The one or more embodiments are used herein to illustrate one or more aspects, one or more features, one or more concepts, and/or one or more examples of the claimed subject matter. A physical embodiment of an apparatus, an article of manufacture, a machine, and/or of a process may include one or more of the aspects, features, concepts, examples, etc. described with reference to one or more of the embodiments discussed herein. Further, from figure to figure, the embodiments may incorporate the same or similarly named functions, steps, modules, etc. that may use the same or different reference numbers and, as such, the functions, steps, modules, etc. may be the same or similar functions, steps, modules, etc. or different ones. While the transistors in the above described figure(s) is/are shown as field effect transistors (FETs), as one of ordinary skill in the art will appreciate, the transistors may be implemented using any type of transistor structure including, but not limited to, bipolar, metal oxide semiconductor field effect transistors (MOSFET), N-well transistors, P-well transistors, enhancement mode, depletion mode, and zero voltage threshold (VT) transistors.

Unless specifically stated to the contrary, signals to, from, and/or between elements in a figure presented herein may be analog or digital, continuous time or discrete time, and single-ended or differential. For instance, if a signal path is shown as a single-ended path, it also represents a differential signal path. Similarly, if a signal path is shown as a differential path, it also represents a single-ended signal path. While one or more particular architectures are described herein, other architectures can likewise be implemented that use one or more data buses not expressly shown, direct connectivity between elements, and/or indirect coupling between other elements as recognized by one of average skill in the art.

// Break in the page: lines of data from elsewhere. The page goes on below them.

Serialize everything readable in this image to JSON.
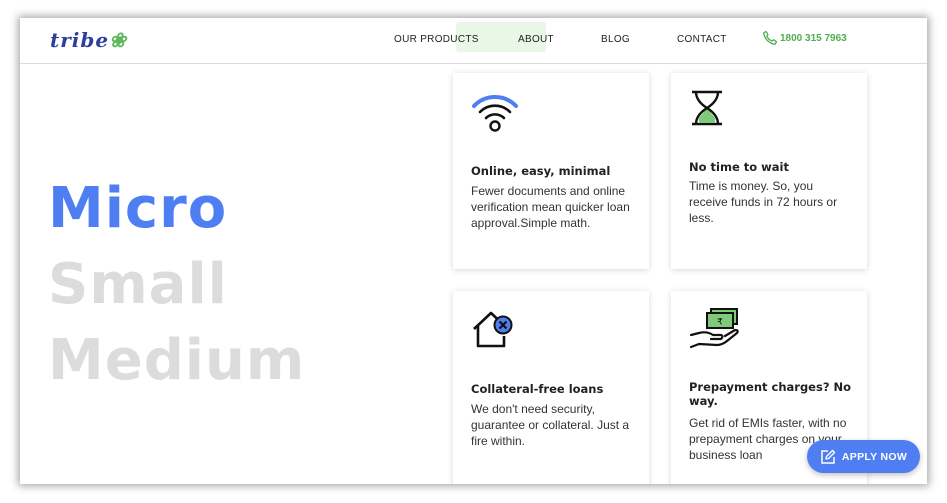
{
  "header": {
    "logo_text": "tribe",
    "nav": [
      "OUR PRODUCTS",
      "ABOUT",
      "BLOG",
      "CONTACT"
    ],
    "phone": "1800 315 7963"
  },
  "hero": {
    "words": [
      "Micro",
      "Small",
      "Medium"
    ],
    "active_word": "Micro"
  },
  "cards": [
    {
      "icon": "wifi-icon",
      "title": "Online, easy, minimal",
      "body": "Fewer documents and online verification mean quicker loan approval.Simple math."
    },
    {
      "icon": "hourglass-icon",
      "title": "No time to wait",
      "body": "Time is money. So, you receive funds in 72 hours or less."
    },
    {
      "icon": "house-cross-icon",
      "title": "Collateral-free loans",
      "body": "We don't need security, guarantee or collateral. Just a fire within."
    },
    {
      "icon": "hand-money-icon",
      "title": "Prepayment charges? No way.",
      "body": "Get rid of EMIs faster, with no prepayment charges on your business loan"
    }
  ],
  "apply_button": {
    "label": "APPLY NOW"
  },
  "colors": {
    "accent": "#4e7ef2",
    "phone": "#4caf50",
    "dim_word": "#dcdcdc"
  }
}
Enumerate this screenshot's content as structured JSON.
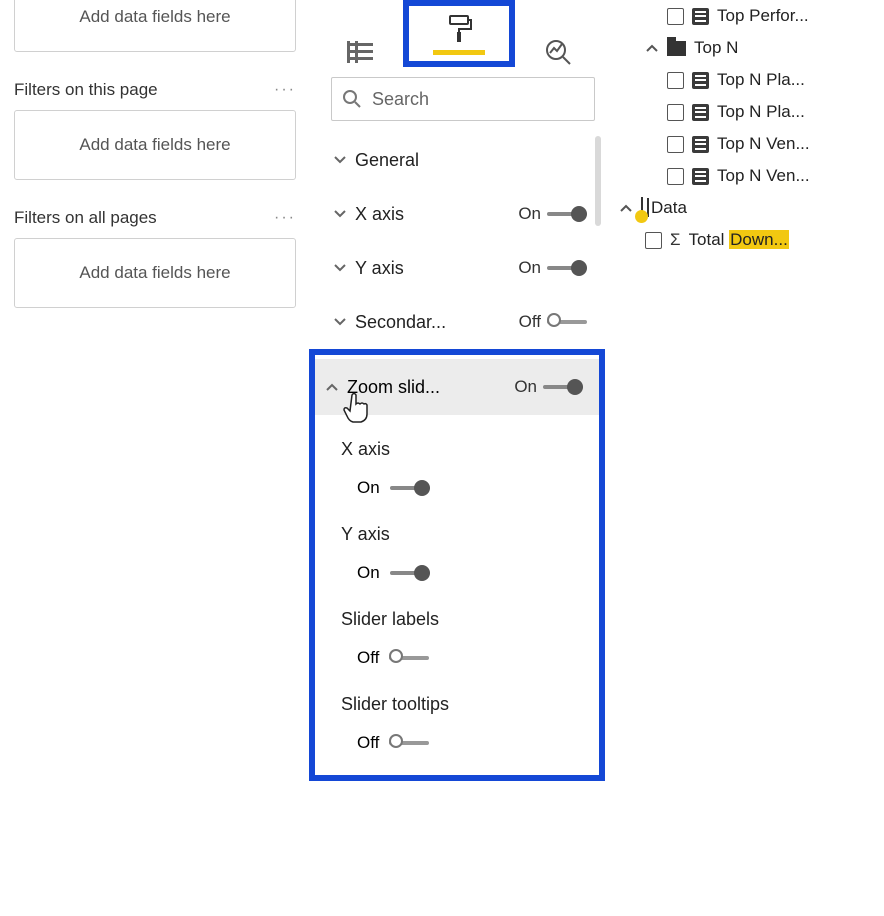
{
  "filters": {
    "dropzone_text": "Add data fields here",
    "page_section": "Filters on this page",
    "all_section": "Filters on all pages"
  },
  "format": {
    "search_placeholder": "Search",
    "sections": {
      "general": "General",
      "x_axis": "X axis",
      "y_axis": "Y axis",
      "secondary": "Secondar...",
      "zoom": "Zoom slid..."
    },
    "toggles": {
      "x_axis": {
        "label": "On",
        "on": true
      },
      "y_axis": {
        "label": "On",
        "on": true
      },
      "secondary": {
        "label": "Off",
        "on": false
      },
      "zoom": {
        "label": "On",
        "on": true
      }
    },
    "zoom_sub": {
      "x_axis_label": "X axis",
      "x_axis_toggle": {
        "label": "On",
        "on": true
      },
      "y_axis_label": "Y axis",
      "y_axis_toggle": {
        "label": "On",
        "on": true
      },
      "slider_labels_label": "Slider labels",
      "slider_labels_toggle": {
        "label": "Off",
        "on": false
      },
      "slider_tooltips_label": "Slider tooltips",
      "slider_tooltips_toggle": {
        "label": "Off",
        "on": false
      }
    }
  },
  "fields": {
    "items": [
      {
        "label": "Top Perfor..."
      },
      {
        "group": "Top N"
      },
      {
        "label": "Top N Pla..."
      },
      {
        "label": "Top N Pla..."
      },
      {
        "label": "Top N Ven..."
      },
      {
        "label": "Top N Ven..."
      }
    ],
    "data_table": "Data",
    "total_prefix": "Total ",
    "total_hl": "Down...",
    "total_full": "Total Down..."
  }
}
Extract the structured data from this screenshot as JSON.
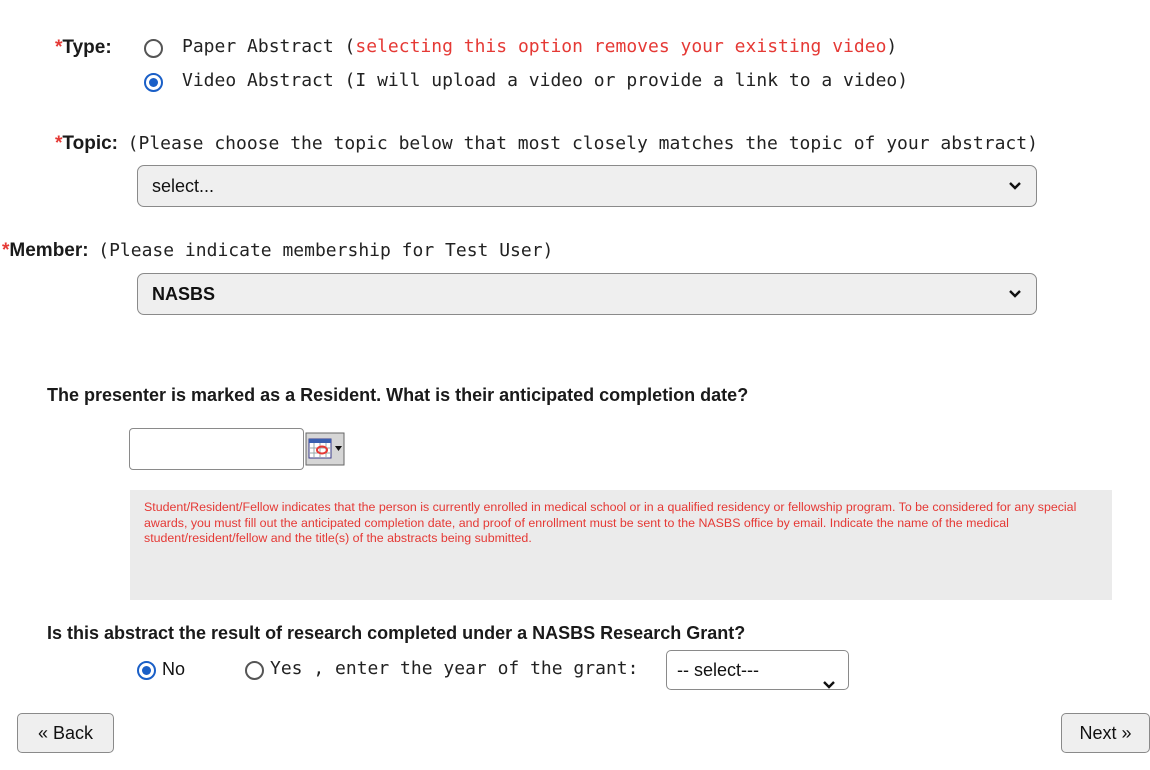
{
  "type_field": {
    "required_mark": "*",
    "label": "Type:",
    "options": [
      {
        "label": "Paper Abstract (",
        "note": "selecting this option removes your existing video",
        "suffix": ")",
        "selected": false
      },
      {
        "label": "Video Abstract (I will upload a video or provide a link to a video)",
        "selected": true
      }
    ]
  },
  "topic_field": {
    "required_mark": "*",
    "label": "Topic:",
    "hint": "(Please choose the topic below that most closely matches the topic of your abstract)",
    "selected": "select..."
  },
  "member_field": {
    "required_mark": "*",
    "label": "Member:",
    "hint": "(Please indicate membership for Test User)",
    "selected": "NASBS"
  },
  "completion_date": {
    "question": "The presenter is marked as a Resident. What is their anticipated completion date?",
    "value": ""
  },
  "notice": "Student/Resident/Fellow indicates that the person is currently enrolled in medical school or in a qualified residency or fellowship program. To be considered for any special awards, you must fill out the anticipated completion date, and proof of enrollment must be sent to the NASBS office by email. Indicate the name of the medical student/resident/fellow and the title(s) of the abstracts being submitted.",
  "grant": {
    "question": "Is this abstract the result of research completed under a NASBS Research Grant?",
    "no_label": "No",
    "yes_label": "Yes , enter the year of the grant:",
    "no_selected": true,
    "year_selected": "-- select---"
  },
  "nav": {
    "back": "« Back",
    "next": "Next »"
  },
  "colors": {
    "required": "#e53935",
    "radio_selected": "#1a5fc7",
    "notice_bg": "#ebebeb"
  }
}
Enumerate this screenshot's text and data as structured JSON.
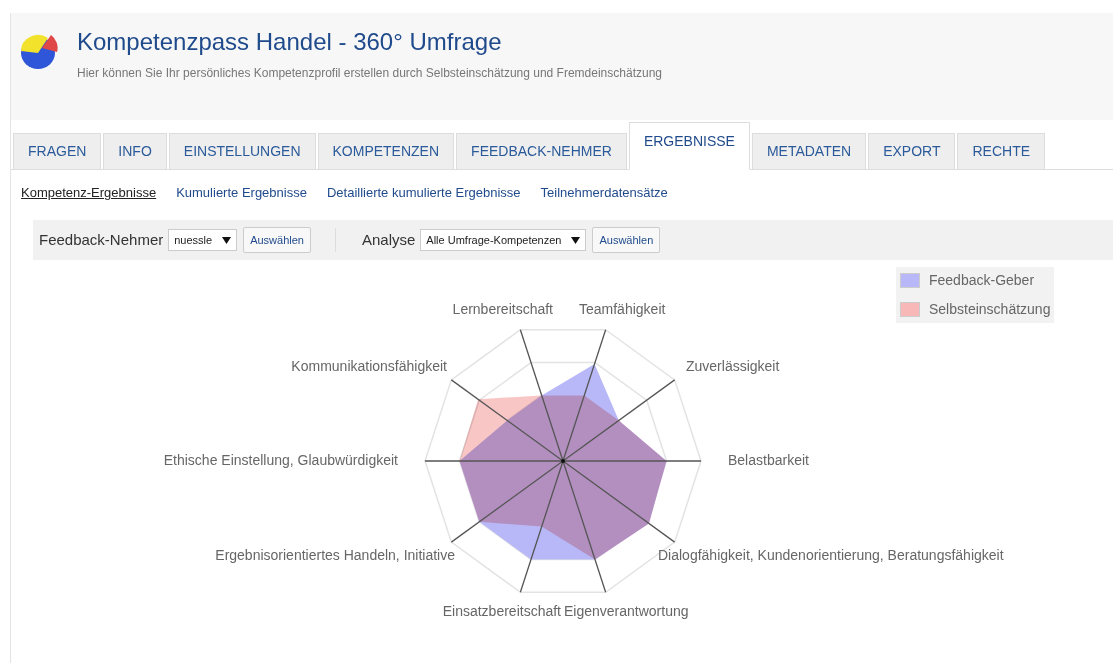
{
  "header": {
    "title": "Kompetenzpass Handel - 360° Umfrage",
    "subtitle": "Hier können Sie Ihr persönliches Kompetenzprofil erstellen durch Selbsteinschätzung und Fremdeinschätzung"
  },
  "tabs": [
    {
      "label": "FRAGEN",
      "selected": false
    },
    {
      "label": "INFO",
      "selected": false
    },
    {
      "label": "EINSTELLUNGEN",
      "selected": false
    },
    {
      "label": "KOMPETENZEN",
      "selected": false
    },
    {
      "label": "FEEDBACK-NEHMER",
      "selected": false
    },
    {
      "label": "ERGEBNISSE",
      "selected": true
    },
    {
      "label": "METADATEN",
      "selected": false
    },
    {
      "label": "EXPORT",
      "selected": false
    },
    {
      "label": "RECHTE",
      "selected": false
    }
  ],
  "subtabs": [
    {
      "label": "Kompetenz-Ergebnisse",
      "selected": true
    },
    {
      "label": "Kumulierte Ergebnisse",
      "selected": false
    },
    {
      "label": "Detaillierte kumulierte Ergebnisse",
      "selected": false
    },
    {
      "label": "Teilnehmerdatensätze",
      "selected": false
    }
  ],
  "filters": [
    {
      "label": "Feedback-Nehmer",
      "value": "nuessle",
      "button": "Auswählen"
    },
    {
      "label": "Analyse",
      "value": "Alle Umfrage-Kompetenzen",
      "button": "Auswählen"
    }
  ],
  "radar": {
    "axes": [
      "Lernbereitschaft",
      "Teamfähigkeit",
      "Kommunikationsfähigkeit",
      "Zuverlässigkeit",
      "Ethische Einstellung, Glaubwürdigkeit",
      "Belastbarkeit",
      "Ergebnisorientiertes Handeln, Initiative",
      "Dialogfähigkeit, Kundenorientierung, Beratungsfähigkeit",
      "Einsatzbereitschaft",
      "Eigenverantwortung"
    ],
    "legend": [
      {
        "name": "Feedback-Geber",
        "color": "#b8b8f8"
      },
      {
        "name": "Selbsteinschätzung",
        "color": "#f8b8b8"
      }
    ]
  }
}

While particular combinations of various functions and features of the one or more embodiments have been expressly described herein, other combinations of these features and functions are likewise possible. The present disclosure is not limited by the particular examples disclosed herein and expressly incorporates these other combinations.